(Rodriguez makes it sound relatively easy, but it’s worth remembering that he didn’t get up one morning and decide to make EL MARIACHI: he had been shooting video, drawing and writing since childhood. It’s no accident if EL MARIACHI, even today, feels more self-assured than most of the slick straight-to-video trash you can find in video stores: Rodriguez had already mastered storytelling before shooting his feature film. This may serve to explain why there hasn’t been a glut of Rodriguez-level talent recently despite the wide availability of digital video cameras and material such as Rebel Without a Crew. For extra credits, cinephiles may want to compare Rodriguez’s approach and results with Lloyd Kaufman’s Troma-tic Make Your Own Damn Movie!)

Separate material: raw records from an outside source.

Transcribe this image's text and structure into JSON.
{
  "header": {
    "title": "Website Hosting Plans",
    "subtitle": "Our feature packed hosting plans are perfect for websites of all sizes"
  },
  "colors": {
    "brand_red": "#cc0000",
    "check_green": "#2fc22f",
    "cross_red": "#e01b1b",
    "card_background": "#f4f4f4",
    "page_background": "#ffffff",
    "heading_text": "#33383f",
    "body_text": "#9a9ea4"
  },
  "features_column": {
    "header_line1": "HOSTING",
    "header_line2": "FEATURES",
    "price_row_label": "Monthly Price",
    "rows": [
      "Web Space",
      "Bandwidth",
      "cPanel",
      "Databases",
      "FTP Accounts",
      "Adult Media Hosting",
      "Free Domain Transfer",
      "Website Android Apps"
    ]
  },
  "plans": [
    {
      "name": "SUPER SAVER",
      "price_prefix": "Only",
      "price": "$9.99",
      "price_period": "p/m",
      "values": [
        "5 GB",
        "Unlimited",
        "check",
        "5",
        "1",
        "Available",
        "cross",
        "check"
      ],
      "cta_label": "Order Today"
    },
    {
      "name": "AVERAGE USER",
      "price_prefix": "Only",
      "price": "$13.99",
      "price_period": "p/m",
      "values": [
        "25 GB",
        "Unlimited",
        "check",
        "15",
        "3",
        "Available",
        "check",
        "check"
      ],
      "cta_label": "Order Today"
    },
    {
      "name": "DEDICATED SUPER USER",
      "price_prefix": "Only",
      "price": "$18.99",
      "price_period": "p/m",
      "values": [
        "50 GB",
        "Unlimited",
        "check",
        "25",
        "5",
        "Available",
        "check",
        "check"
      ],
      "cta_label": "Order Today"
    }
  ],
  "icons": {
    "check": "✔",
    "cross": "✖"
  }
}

As a straight-up narrative, Rebel Without a Crew is a great read, even for those without film-making experience or intent. Rodriguez is an enormously likable narrator, and it’s all too easy to root for him as he’s slowly noticed by Hollywood’s hype machine. Fortunately, the story has a happy ending: Today, Rodriguez reigns as a filmmaker at the threshold between niche and popular success. At 38, he already has two successful film trilogies under his belt, a handful of standalone features and seems poised for Tarantino-level stardom with the success of the first SIN CITY film. As if that wasn’t enough, a look at his DVDs shows that he’s making exactly the films he wants to make, with a home-grown studio and a low-budget cleverness that protects him against studio interference. If Rebel Without a Crew, proves something, it’s that it couldn’t happen to a more deserving guy.